Growing Concerns:

Cages help tomato plants grow upright, taking up less space in the garden and keeping the fruit off the ground.

In my last article, I discussed how to avoid staking plants, but there are several benefits to staking or providing plant support. These include increasing the space in the garden, giving plants more light exposure, giving plants better air circulation and making it easier to prune and harvest.

Plant supports should be installed before plants grow too large. This way, the plant will grow through the support system and hide it from view. If staked later, plants can be damaged, neighboring plants can be smothered and it is difficult to camouflage the system.

Single-stake systems are used with plants that have tall, brittle stems and large spike flowers, such as delphinium and hollyhock. Examples of single-stake systems include single-support metal rings, which are coated to prevent rusting, bamboo canes, plastic-coated metal stakes, tall metal spirals or straight, strong sticks. All of these are fairly inexpensive, with the latter being free when foraged from the landscape.

For plants less than 2 feet tall, pea stakes work well. A pea stake is a forked branch stuck into the ground to support peas and shorter plants. Several pea stakes can be pushed into the ground to surround a plant and bent toward the middle to create a basket for the plant to grow through. This is a rustic and very affordable method of plant support.

Bushy clump-forming perennials, such as aster, phlox or false dragonhead, can split and flop in bad weather or under the weight of their own flowers and foliage. Cat's cradles are a great way to support multi-stemmed perennials. A grid is created by placing five to six stakes in a circle around the plant and using green waxed string to create a cat's cradle for the foliage to grow through. Creating cat's cradles can be time-consuming but less expensive than the commercial circular grids available.


Circular grids are manufactured from heavy-gauge wire coated with green enamel for camouflage. When installed early enough, the mature plants will grow through the grid and camouflage it. Circular grids keep heavy peony flowers from flopping on the ground.

Cages and tuteurs work well with tall plants, vines and tomatoes. A cage is a metal frame that supports the outside of the plant and is quite noticeable. Cages are available as raw metal or coated with colored enamel. A tuteur is a decorative cage made from wood or metal.

To maximize space in the garden, vining plants such as cucumbers, melons and squash can be trellised. Not only does this method save space, it keeps the fruit off the ground, making maintenance and harvest easier. Don't forget to add hammocks to support the larger melons and squash. Trellises can be decorative or simply utilitarian.

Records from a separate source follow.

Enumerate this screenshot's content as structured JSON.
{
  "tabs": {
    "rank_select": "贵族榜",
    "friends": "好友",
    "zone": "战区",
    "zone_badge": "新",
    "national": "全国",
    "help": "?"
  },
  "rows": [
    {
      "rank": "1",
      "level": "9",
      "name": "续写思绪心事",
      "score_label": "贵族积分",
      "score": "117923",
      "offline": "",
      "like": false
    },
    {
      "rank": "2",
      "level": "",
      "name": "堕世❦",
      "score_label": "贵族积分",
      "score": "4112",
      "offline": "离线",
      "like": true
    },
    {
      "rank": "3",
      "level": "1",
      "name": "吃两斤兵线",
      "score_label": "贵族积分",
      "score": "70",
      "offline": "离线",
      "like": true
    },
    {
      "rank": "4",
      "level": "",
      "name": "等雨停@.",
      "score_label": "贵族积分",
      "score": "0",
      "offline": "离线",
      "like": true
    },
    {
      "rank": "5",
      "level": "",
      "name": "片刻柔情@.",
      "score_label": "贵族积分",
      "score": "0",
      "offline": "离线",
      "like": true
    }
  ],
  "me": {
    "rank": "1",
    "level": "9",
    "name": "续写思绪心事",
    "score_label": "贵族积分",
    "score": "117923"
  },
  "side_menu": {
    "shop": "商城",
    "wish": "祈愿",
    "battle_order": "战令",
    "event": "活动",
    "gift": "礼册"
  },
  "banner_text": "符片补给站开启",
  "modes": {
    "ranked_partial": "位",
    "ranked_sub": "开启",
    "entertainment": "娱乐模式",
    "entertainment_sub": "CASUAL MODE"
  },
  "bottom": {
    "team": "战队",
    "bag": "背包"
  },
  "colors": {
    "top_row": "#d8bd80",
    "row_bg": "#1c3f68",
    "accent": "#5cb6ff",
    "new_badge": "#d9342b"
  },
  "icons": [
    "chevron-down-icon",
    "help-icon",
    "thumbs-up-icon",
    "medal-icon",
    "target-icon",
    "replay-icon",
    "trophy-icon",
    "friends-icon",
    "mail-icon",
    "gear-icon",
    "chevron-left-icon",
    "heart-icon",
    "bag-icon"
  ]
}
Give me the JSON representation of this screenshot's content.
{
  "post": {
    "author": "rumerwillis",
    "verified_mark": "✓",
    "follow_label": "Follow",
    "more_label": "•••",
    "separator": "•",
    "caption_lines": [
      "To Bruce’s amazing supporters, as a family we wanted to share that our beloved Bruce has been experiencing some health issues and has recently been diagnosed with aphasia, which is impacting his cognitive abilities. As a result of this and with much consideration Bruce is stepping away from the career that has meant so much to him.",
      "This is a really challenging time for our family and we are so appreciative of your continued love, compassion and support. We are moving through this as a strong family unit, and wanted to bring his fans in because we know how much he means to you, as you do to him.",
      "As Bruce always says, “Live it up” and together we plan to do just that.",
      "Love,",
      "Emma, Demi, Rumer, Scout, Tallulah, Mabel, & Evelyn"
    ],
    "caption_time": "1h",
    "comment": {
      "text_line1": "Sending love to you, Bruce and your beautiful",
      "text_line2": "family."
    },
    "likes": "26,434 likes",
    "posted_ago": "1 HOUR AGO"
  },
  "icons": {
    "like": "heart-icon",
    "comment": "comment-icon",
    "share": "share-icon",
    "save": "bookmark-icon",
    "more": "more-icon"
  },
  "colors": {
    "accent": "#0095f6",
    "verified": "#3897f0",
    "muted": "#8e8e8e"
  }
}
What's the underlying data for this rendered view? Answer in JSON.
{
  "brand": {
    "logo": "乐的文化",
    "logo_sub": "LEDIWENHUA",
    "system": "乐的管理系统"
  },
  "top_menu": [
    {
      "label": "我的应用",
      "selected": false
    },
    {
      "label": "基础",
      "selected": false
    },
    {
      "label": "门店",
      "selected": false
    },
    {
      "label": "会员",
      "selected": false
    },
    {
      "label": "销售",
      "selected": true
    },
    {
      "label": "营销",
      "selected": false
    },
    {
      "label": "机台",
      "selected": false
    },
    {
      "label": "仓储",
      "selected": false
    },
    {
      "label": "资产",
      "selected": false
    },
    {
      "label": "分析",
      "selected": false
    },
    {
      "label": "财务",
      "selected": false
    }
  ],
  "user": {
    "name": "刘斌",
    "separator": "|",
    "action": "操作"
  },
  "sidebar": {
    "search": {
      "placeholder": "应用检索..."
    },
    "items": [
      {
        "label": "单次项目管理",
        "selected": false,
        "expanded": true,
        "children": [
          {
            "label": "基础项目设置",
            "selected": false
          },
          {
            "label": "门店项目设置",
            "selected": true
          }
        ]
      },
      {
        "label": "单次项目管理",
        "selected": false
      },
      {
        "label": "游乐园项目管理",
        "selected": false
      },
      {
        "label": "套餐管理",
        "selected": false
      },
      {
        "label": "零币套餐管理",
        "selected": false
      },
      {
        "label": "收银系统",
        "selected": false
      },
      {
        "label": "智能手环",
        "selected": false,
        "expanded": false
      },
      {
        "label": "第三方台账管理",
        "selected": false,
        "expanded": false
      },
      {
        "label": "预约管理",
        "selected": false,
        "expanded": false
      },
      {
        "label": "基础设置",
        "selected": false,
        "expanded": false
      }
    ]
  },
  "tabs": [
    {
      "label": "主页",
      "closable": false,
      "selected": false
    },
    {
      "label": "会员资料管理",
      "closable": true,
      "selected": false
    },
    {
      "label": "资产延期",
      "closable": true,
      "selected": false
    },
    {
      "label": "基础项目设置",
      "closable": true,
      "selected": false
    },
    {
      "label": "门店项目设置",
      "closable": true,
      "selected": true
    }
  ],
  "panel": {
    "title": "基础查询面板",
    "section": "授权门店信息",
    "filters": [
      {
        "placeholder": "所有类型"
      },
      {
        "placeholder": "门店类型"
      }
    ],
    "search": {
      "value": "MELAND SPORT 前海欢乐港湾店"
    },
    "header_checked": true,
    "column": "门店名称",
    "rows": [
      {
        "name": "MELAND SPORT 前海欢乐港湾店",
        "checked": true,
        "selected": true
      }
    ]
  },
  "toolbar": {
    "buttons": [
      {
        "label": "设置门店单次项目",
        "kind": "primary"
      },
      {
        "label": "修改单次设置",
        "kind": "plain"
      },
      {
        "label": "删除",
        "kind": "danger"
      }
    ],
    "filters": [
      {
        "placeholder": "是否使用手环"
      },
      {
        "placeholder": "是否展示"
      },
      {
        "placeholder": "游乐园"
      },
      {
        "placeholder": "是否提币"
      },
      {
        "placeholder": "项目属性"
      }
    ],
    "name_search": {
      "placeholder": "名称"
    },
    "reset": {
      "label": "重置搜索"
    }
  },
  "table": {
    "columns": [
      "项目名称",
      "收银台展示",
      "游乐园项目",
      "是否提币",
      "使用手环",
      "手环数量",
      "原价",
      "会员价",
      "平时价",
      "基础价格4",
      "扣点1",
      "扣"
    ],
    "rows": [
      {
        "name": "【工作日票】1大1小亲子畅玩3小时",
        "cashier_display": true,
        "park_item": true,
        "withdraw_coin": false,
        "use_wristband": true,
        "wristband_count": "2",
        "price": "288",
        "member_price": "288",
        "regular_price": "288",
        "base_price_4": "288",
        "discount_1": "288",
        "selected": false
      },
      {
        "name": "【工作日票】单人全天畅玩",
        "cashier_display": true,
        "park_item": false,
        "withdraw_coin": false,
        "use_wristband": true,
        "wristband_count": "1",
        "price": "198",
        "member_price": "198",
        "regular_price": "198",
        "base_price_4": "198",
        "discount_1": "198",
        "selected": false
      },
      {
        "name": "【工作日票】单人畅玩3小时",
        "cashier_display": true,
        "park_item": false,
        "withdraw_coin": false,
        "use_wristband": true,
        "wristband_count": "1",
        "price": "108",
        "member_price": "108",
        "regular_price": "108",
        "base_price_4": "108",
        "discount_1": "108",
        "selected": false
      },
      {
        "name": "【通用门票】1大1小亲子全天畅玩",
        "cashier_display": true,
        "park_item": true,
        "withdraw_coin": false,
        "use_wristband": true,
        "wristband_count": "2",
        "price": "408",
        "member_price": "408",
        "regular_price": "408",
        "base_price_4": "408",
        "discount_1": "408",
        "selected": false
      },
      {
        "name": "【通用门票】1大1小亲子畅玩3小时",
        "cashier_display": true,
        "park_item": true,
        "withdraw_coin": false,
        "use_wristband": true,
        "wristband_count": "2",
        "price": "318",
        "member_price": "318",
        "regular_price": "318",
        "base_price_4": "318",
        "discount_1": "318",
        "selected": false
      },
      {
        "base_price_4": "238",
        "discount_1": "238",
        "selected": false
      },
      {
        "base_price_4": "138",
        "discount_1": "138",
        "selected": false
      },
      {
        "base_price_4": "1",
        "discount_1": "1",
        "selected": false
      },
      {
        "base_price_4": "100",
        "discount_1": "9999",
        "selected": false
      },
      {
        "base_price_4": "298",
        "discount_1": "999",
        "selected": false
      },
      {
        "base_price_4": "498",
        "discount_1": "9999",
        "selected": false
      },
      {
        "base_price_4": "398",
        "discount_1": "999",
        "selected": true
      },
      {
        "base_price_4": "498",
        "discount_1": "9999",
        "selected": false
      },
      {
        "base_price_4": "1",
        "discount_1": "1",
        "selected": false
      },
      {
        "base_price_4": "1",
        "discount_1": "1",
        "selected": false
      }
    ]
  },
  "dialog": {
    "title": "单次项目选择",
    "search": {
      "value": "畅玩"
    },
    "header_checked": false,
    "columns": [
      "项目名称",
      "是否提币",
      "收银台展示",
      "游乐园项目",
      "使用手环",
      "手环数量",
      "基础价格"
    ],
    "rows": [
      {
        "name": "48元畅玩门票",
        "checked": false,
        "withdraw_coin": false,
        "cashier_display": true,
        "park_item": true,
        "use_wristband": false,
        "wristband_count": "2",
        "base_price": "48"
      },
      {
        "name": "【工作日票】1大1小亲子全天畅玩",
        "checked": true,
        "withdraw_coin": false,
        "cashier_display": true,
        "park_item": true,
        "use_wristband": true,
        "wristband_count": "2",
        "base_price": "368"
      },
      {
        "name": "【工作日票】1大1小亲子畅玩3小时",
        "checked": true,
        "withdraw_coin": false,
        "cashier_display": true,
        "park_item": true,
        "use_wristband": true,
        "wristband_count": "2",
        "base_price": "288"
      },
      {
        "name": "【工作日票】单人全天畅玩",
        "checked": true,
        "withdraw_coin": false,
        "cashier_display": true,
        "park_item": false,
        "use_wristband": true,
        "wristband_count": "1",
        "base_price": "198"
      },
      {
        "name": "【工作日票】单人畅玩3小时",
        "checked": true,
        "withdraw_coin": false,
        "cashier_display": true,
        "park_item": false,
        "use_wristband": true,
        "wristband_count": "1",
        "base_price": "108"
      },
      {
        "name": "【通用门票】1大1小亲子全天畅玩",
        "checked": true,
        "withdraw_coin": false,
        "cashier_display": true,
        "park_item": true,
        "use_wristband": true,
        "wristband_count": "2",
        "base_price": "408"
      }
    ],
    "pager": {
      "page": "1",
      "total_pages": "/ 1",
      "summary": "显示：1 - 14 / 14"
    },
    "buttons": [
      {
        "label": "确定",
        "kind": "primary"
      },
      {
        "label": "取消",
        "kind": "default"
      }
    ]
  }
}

Often, no matter what we do, there are some flowers that will need staking. Avoid staking problems by starting early in the season, adding additional tiers of support when necessary and making sure the system is anchored in the ground to avoid toppling.

What To Read Next
Get Local